BY SHAWN PROCTOR
Welcome to part 6 of a 7-part series featuring the 2021 Falvey Scholars. Read more about them every Monday and in the upcoming issue of Mosaic: the Library’s bi-annual publication.
Falvey Memorial Library is honored to announce the 2021 Falvey Scholar award winners. We will showcase the research of our eight young alumni on the blog and in the fall issue of Mosaic.
Sponsored by the Library and the Center for Research and Fellowships, the Falvey Scholars program recognizes outstanding undergraduate research at Villanova University. Award winners are selected from a pool of candidates generated by applications submitted by a senior Villanova University student or a group of students working on a senior project together with the recommendation of the advisor to the senior thesis or capstone project completed for academic credit.
View the 2021 Falvey Scholars Awards virtual booklet.
Falvey Scholar: Nicholas Yoo
Hometown: Orange, Conn.
Other Honors: Villanova First Year Match Program Grant; Villanova Undergraduate Research Fellows (VURF) Grant; Oak Ridge National Lab Visiting Faculty Program–Student Grant; Villanova Small Research Grant
Project Title: “The Atomic Interaction between Polymers and Two-Dimensional Materials”
Faculty Mentor: Bo Li, PhD, Assistant Professor, Mechanical Engineering, College of Engineering
Learn about Nicholas’ research in his own words:
Tell me about your Falvey Scholar Award-winning research project.
Nanomaterials are an exciting kind of new material that we’ve been researching, because this has so many applications for many fields. First, a literature search was performed in the field of polymers and 2-D nanomaterials to find a foundation and build our own novel ideas from there.
Building off past work, Dr. Li and I formulated an experimental plan to grow polymer structures on the surface of MoSe2. The MoSe2 samples were analyzed with high class equipment such as a Raman spectrometer and atomic force microscope before and after polymer growth to determine which characteristics of the material affected it.
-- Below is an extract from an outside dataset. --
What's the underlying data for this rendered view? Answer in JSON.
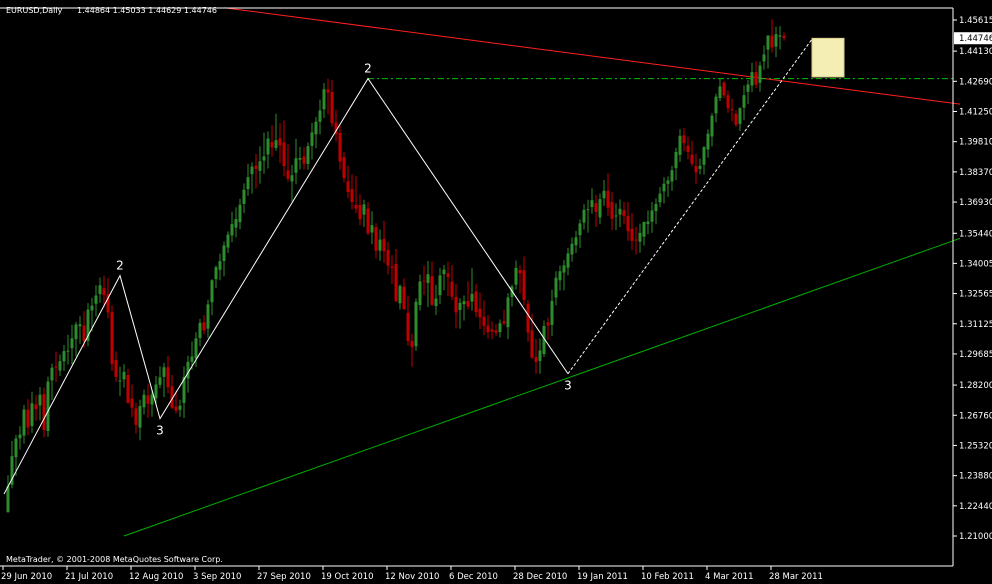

We also cross-referenced our data with data found in literature to check for any irregularities in our samples that may have occurred during experimentation. The experimental procedure was also modified a few times to better control the polymer growth. This was done through a combination of trial and error and literature review.
How did Falvey Memorial Library support your research?
Falvey was crucial to being able to complete the project. Using online databases, I was able to access almost any article I wanted for free. I built the foundations of the entire project using the articles I was able to access through the Library. I designed my own experiment after learning which solvents promoted the most controllable growth, the temperature range for growth, etc.
I continued to use the Library’s resources throughout the project to compare our results to past work and understand more of the work that already has been done in the field. The Library helped me understand the existing work done in the field of polymers and nanomaterials and pursue a novel direction to further the field.
What impact did this project have on you? And what’s next for you?
I learned how to write papers and create poster presentations as well as the day-to-day work of a researcher. I want to go to graduate school to pursue a doctorate in chemical engineering and potentially conduct more research in the field of nanomaterials.
Shawn Proctor, MFA, is Communications and Marketing Program Manager at Falvey Memorial Library.